━━ RECORD EXTRACTS ━━

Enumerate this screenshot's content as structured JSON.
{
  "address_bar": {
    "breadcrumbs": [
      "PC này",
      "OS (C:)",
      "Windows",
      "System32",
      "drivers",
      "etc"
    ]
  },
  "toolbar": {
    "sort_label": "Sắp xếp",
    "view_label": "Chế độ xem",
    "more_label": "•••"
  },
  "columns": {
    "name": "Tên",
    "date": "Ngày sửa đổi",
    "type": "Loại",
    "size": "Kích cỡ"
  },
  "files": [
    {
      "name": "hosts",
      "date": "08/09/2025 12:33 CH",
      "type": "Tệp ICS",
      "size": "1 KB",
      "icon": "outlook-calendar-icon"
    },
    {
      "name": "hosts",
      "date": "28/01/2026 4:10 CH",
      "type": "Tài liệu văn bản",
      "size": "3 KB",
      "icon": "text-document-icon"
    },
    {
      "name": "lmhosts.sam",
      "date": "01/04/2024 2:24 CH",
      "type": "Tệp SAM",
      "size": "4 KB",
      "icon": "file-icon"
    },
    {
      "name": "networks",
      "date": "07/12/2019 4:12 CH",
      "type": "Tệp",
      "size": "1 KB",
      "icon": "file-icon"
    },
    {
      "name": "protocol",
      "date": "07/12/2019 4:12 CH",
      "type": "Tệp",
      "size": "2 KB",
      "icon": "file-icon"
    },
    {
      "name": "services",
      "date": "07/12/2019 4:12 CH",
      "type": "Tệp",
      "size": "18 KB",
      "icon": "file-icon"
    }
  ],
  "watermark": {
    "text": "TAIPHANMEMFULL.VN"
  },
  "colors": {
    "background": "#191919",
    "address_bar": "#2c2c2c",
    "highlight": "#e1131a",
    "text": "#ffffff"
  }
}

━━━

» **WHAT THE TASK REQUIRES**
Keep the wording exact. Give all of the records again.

» **SOLUTION FOR THIS PROBLEM**
Enumerate this screenshot's content as structured JSON.
{
  "address_bar": {
    "breadcrumbs": [
      "PC này",
      "OS (C:)",
      "Windows",
      "System32",
      "drivers",
      "etc"
    ]
  },
  "toolbar": {
    "sort_label": "Sắp xếp",
    "view_label": "Chế độ xem",
    "more_label": "•••"
  },
  "columns": {
    "name": "Tên",
    "date": "Ngày sửa đổi",
    "type": "Loại",
    "size": "Kích cỡ"
  },
  "files": [
    {
      "name": "hosts",
      "date": "08/09/2025 12:33 CH",
      "type": "Tệp ICS",
      "size": "1 KB",
      "icon": "outlook-calendar-icon"
    },
    {
      "name": "hosts",
      "date": "28/01/2026 4:10 CH",
      "type": "Tài liệu văn bản",
      "size": "3 KB",
      "icon": "text-document-icon"
    },
    {
      "name": "lmhosts.sam",
      "date": "01/04/2024 2:24 CH",
      "type": "Tệp SAM",
      "size": "4 KB",
      "icon": "file-icon"
    },
    {
      "name": "networks",
      "date": "07/12/2019 4:12 CH",
      "type": "Tệp",
      "size": "1 KB",
      "icon": "file-icon"
    },
    {
      "name": "protocol",
      "date": "07/12/2019 4:12 CH",
      "type": "Tệp",
      "size": "2 KB",
      "icon": "file-icon"
    },
    {
      "name": "services",
      "date": "07/12/2019 4:12 CH",
      "type": "Tệp",
      "size": "18 KB",
      "icon": "file-icon"
    }
  ],
  "watermark": {
    "text": "TAIPHANMEMFULL.VN"
  },
  "colors": {
    "background": "#191919",
    "address_bar": "#2c2c2c",
    "highlight": "#e1131a",
    "text": "#ffffff"
  }
}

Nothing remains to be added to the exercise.